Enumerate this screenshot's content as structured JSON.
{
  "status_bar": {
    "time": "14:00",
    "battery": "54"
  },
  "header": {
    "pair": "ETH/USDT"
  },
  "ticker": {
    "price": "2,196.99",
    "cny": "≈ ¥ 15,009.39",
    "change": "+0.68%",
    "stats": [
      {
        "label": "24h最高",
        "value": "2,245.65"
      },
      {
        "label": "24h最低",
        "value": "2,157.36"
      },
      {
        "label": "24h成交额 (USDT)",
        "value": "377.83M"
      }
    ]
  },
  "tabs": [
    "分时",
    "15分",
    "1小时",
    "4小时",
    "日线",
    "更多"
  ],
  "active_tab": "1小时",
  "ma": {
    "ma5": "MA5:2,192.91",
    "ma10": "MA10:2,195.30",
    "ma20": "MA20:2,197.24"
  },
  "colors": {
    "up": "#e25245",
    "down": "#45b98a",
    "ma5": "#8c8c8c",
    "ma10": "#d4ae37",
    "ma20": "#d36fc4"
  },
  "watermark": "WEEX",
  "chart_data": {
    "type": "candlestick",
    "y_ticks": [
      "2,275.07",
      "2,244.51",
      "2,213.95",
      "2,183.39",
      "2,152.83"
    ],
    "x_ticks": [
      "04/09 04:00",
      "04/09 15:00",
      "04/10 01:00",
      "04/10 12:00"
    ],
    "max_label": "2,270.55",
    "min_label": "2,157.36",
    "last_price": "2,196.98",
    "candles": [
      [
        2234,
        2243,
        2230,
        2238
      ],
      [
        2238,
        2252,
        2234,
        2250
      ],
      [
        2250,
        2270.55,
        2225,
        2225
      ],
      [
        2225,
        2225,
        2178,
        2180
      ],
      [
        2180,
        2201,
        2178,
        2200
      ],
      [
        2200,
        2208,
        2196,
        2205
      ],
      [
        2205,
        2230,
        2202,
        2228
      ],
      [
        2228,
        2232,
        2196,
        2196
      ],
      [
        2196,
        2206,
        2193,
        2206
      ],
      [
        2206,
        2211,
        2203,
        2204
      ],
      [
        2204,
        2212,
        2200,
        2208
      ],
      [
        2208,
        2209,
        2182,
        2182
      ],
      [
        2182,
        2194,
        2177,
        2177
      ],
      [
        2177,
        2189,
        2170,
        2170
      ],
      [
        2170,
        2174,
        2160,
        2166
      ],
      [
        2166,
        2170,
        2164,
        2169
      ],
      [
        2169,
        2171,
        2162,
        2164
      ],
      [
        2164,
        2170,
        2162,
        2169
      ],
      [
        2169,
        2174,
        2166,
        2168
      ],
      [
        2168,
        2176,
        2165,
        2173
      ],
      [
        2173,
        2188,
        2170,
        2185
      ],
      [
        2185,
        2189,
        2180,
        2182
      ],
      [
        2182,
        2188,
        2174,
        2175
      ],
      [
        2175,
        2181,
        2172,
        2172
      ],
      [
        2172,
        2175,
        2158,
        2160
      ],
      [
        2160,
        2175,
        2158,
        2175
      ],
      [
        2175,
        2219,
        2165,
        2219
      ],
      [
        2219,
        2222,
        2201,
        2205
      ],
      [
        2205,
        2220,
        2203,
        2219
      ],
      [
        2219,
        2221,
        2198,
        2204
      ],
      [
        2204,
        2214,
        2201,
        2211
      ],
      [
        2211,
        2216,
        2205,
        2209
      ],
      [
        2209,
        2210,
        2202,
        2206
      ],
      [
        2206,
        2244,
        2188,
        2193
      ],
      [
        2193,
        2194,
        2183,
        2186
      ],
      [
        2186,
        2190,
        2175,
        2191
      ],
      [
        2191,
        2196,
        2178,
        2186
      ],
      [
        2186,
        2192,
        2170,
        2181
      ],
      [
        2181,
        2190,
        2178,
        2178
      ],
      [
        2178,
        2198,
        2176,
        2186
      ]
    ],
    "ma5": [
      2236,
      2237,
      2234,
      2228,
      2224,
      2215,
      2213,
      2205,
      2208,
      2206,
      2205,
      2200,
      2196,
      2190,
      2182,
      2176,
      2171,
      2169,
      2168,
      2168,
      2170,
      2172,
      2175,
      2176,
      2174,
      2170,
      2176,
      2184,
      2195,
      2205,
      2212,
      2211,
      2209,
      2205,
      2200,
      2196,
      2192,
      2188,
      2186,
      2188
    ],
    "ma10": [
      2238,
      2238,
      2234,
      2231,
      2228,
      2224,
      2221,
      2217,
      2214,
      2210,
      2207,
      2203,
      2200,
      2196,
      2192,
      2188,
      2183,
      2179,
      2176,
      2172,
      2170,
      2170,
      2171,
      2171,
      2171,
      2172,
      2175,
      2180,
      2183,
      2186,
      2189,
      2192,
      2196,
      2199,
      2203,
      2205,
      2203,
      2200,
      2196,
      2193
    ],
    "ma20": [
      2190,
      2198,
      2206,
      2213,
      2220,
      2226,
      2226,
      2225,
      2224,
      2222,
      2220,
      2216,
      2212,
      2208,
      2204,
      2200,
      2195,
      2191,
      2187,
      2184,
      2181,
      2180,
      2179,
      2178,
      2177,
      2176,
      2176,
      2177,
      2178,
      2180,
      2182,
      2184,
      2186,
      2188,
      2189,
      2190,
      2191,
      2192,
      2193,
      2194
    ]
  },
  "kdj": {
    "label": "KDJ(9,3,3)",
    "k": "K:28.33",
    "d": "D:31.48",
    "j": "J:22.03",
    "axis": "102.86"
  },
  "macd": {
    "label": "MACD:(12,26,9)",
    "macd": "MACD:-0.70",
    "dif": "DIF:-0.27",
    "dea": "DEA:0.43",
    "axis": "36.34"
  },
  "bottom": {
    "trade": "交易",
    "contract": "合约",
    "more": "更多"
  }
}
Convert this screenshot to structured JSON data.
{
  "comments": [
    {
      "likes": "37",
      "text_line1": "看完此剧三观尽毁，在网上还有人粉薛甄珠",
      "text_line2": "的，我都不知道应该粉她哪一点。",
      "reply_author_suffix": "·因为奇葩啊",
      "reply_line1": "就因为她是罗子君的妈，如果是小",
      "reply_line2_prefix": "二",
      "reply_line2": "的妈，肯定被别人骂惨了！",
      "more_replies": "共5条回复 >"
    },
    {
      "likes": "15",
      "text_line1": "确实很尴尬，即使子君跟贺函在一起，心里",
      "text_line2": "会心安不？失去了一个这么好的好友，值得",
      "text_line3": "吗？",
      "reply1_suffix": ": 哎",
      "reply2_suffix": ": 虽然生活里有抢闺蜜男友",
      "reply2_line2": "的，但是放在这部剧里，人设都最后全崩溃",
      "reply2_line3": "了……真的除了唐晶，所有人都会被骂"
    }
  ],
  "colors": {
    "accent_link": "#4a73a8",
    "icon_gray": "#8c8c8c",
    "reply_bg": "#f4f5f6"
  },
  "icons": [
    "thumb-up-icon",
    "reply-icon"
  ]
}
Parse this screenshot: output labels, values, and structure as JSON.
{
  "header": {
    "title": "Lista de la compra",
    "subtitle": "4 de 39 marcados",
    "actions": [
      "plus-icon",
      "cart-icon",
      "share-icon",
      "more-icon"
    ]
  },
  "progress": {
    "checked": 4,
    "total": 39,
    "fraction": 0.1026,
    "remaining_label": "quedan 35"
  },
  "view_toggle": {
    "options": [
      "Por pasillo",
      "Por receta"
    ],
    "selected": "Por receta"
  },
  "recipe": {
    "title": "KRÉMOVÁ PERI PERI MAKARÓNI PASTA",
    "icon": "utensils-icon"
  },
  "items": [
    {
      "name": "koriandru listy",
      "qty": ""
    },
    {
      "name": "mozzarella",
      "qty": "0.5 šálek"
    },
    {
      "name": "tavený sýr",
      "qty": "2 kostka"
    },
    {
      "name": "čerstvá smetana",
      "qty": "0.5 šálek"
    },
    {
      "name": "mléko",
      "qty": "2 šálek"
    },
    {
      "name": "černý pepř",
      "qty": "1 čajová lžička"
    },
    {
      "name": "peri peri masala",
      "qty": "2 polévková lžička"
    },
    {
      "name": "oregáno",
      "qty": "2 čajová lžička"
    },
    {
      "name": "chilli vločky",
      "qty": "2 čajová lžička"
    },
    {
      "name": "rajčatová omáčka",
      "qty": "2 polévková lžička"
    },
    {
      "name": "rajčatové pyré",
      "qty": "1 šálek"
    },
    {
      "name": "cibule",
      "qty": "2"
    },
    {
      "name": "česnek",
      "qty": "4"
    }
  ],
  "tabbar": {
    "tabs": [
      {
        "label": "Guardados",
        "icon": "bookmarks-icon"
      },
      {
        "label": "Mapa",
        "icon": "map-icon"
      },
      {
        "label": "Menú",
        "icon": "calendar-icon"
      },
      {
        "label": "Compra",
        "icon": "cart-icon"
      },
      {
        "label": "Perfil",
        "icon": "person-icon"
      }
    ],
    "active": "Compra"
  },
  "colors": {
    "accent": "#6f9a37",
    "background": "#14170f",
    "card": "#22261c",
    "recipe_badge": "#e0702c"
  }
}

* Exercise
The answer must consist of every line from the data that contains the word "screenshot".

* Reply
Enumerate this screenshot's content as structured JSON.
Convert this screenshot to structured JSON data.
Parse this screenshot: output labels, values, and structure as JSON.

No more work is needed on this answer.